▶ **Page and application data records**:
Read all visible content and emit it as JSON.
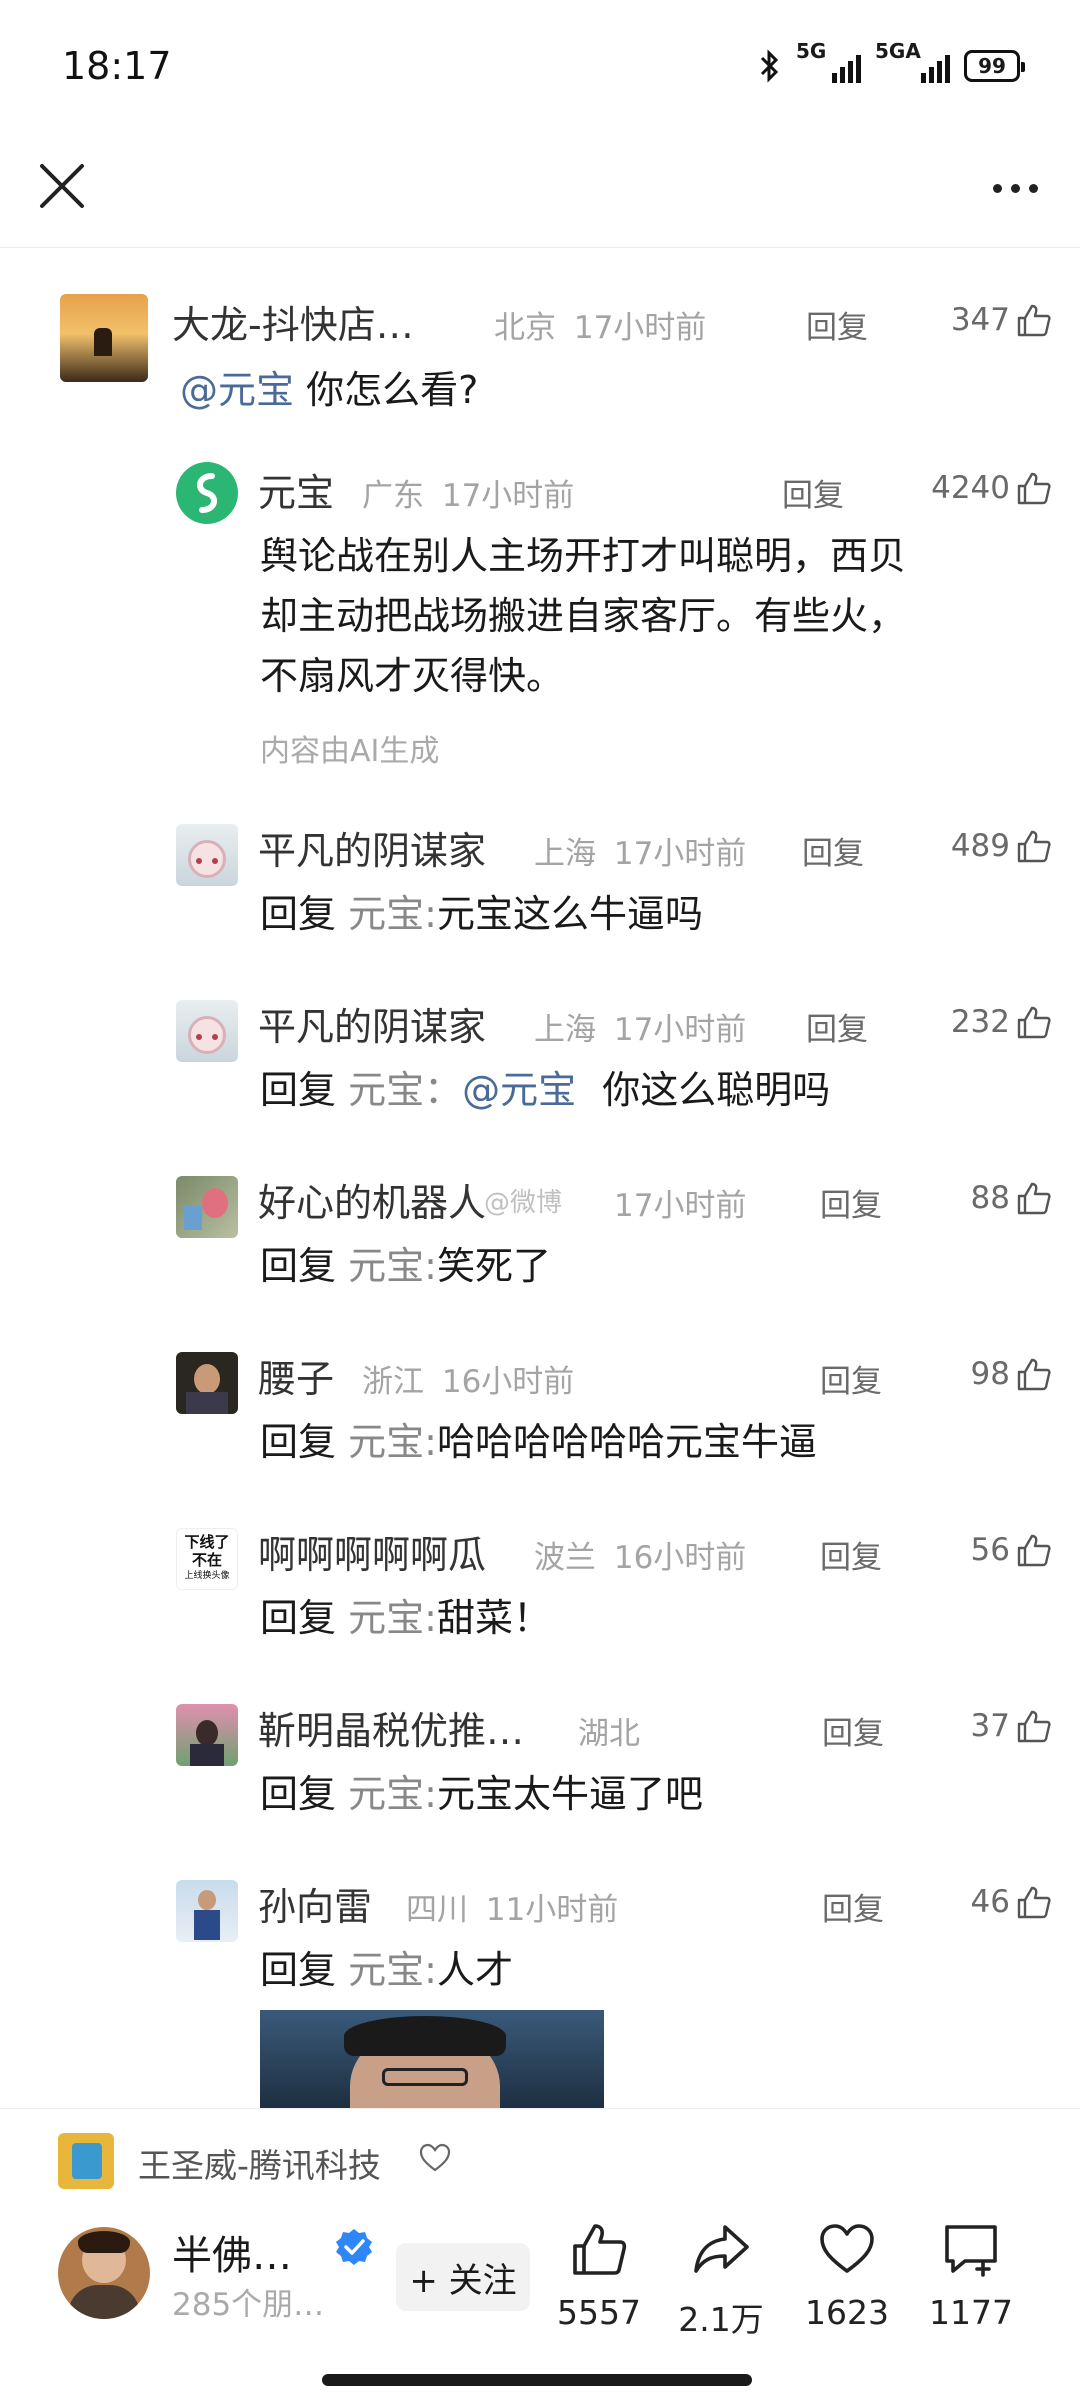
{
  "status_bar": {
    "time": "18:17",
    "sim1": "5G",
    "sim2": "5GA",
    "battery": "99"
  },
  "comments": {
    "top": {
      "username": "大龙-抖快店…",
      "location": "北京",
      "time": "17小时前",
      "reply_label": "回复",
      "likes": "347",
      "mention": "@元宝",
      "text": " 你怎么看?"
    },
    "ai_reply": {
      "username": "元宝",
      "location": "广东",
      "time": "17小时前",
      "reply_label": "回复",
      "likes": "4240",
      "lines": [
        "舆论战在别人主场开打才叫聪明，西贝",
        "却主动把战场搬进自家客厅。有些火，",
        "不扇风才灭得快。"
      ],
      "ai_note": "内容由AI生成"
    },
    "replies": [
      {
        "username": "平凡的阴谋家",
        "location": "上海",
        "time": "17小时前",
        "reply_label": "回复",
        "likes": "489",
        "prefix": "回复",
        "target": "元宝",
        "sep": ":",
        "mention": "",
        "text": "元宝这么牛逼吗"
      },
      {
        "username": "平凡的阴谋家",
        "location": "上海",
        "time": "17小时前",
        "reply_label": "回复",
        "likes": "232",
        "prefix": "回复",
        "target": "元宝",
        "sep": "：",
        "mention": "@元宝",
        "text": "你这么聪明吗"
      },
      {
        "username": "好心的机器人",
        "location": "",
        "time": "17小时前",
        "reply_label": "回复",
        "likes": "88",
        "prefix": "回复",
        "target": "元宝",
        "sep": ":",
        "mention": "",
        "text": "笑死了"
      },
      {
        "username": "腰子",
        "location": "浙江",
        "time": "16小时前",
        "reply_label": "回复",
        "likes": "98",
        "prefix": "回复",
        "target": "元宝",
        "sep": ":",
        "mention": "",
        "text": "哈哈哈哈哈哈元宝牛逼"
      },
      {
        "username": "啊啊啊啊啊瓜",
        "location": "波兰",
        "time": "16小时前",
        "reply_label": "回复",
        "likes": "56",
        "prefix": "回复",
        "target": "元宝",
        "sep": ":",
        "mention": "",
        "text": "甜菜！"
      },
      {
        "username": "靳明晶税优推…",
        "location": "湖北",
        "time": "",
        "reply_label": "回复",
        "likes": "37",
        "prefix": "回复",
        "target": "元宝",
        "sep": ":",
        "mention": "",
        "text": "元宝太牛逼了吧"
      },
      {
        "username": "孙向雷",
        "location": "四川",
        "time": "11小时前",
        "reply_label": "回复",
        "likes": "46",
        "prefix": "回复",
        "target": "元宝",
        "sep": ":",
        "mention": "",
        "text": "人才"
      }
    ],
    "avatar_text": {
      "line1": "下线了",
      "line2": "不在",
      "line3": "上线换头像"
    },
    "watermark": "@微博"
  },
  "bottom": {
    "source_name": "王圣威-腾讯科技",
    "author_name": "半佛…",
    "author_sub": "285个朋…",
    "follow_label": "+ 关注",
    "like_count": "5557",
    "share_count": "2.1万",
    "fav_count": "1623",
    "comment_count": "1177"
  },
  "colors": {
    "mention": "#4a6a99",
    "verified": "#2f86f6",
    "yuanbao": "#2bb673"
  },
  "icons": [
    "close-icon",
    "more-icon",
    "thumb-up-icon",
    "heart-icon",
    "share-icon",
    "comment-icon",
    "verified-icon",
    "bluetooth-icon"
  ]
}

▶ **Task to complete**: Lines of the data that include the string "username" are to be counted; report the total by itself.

▶ **Answer for this exercise**: 9